Conspiracy Theorist Who Stormed Trudeau’s Property Sentenced to Six Years

Corey Hurren posted about Event 201—a conspiracy that posits the COVID-19 pandemic was planned—shortly before storming the property the Prime Minister lives on with his family.
The man who drove his truck through the gates of Rideau Hall—where Prime Minister Justin Trudeau lives with his family—and had an armed standoff with police was sentenced to six years today.
Corey Hurren. Image posted on Grindhouse Fine Foods Instagram. 

The man who drove his truck through the gates of Rideau Hall—where Prime Minister Justin Trudeau lives with his family—and had an armed standoff with police was sentenced to six years today. 

Corey Hurren, a 46-year-old Canadian Armed Forces reservist, posted conspiracy content on social media shortly before ramming the gates. He pleaded guilty to seven firearms charges in February and mischief. When he was arrested, he was armed with three long guns, including a semi-automatic rifle, and had said that he was prepared to die during the standoff with police. Hurren said he was hoping to “speak” to Trudeau when he stormed the property.
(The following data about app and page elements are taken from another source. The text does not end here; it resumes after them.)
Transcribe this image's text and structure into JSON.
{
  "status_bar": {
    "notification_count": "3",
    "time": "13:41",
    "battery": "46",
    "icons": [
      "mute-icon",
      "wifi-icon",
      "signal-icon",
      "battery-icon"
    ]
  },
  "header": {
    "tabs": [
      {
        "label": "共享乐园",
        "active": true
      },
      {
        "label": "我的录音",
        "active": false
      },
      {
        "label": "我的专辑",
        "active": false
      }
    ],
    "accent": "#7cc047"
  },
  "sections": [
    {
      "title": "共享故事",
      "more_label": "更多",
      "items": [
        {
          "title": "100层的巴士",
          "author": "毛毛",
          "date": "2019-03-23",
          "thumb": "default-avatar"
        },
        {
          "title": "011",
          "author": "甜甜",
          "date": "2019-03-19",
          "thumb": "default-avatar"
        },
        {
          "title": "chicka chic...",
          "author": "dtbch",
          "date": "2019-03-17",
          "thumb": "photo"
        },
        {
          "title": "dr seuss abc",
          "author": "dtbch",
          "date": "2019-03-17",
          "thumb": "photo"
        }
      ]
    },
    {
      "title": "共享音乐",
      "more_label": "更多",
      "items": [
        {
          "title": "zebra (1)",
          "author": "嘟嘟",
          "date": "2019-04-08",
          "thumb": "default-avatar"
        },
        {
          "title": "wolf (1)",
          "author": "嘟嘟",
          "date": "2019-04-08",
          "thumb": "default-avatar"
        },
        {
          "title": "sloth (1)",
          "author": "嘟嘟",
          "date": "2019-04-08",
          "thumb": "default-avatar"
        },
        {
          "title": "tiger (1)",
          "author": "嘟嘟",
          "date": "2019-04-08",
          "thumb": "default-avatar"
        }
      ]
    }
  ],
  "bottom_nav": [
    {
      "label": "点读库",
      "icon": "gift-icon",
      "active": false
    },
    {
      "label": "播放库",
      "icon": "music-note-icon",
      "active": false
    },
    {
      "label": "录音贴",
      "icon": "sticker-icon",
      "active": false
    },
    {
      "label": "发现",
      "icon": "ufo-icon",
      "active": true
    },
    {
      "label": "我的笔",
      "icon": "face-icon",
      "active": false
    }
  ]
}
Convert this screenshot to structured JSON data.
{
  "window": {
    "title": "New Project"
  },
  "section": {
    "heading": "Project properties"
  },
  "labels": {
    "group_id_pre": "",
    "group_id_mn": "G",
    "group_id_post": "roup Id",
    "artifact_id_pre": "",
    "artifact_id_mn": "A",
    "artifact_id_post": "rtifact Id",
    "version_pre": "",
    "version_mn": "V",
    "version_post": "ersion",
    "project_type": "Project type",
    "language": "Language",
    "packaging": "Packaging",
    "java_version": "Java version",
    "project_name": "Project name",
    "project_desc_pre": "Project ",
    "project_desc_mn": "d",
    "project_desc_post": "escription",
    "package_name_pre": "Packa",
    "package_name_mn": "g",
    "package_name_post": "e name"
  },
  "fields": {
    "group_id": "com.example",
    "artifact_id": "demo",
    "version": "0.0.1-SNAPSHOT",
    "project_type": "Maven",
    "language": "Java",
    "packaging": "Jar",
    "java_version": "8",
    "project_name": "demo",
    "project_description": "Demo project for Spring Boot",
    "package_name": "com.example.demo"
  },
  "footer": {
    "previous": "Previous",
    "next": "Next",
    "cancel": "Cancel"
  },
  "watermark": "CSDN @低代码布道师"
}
The prime minister nor his family were at Rideau Hall during the time of his attack. 


On social media, Hurren shared several posts that indicated his beliefs in conspiracies surrounding the COVID-19 pandemic and one post that showed he harboured an interest in QAnon. Hurren seemed particularly interested in a conspiracy about Event 201, which attempts to prove the pandemic is the work of a group of elites for nefarious purposes. These conspiracies, paired with gun control legislation brought about by the Liberals, pushed Hurren to take action. 

The National Post, who gained access to a 13-page psychiatric report on Hurren, reports Hurren had both his private and personal life upended in the recent years and turned to conspiracies. Hurren ran a sausage-making business and volunteered with the Canadian Rangers—a group within the armed forces that provide services to isolated communities. Both were taken away by COVID-19 as the pandemic hurt his fledgling business and he wasn’t able to volunteer with the Rangers. His wife said that he would spend most of each day “laying on the couch or in bed on his phone browsing the internet.” The National Post reports the psychiatrist, who evaluated Hurren at the behest of his lawyer, diagnosed the man with “major depression.” 


According to the Post, Hurren said conspiracies “indirectly aggravated” his attack as he believed the pandemic was man-made and therefore “all the misery it unleashed in his life didn’t have to happen.” Hurren expected to die during his raid and hoped his death would be a wake-up call for the masses. 

Hurren, a father of two, was talked into lowering his weapons by a security guard who told him he “needed to be around for (his) kids.

He wrote a note that he left in his car during his attack that directly referenced Event 201. 

“With the firearms ban and seeing more of our rights being taken away, on top of bankrupting the country, I could no longer sit back and watch this happen,” reads a portion the note. “I hope this is a wake-up call and a turning point.” 

There has been a massive increase in conspiratorial thought during the pandemic with belief in QAnon, in particular, exploding. Experts told VICE World News at the start of the pandemic that during times of strife conspiracies allow people to make sense of an unfair and confusing situation.  

“It's a frightening situation,” said Dr. Stephen Lewandowsky, the chair of cognitive psychology at the University of Bristol. “People feel that they've lost control and the moment that happens some people turn to conspiracy theories. It provides psychological comfort to think that there's this cabal of bad people out there who are responsible for this.”

Follow Mack Lamoureux on Twitter.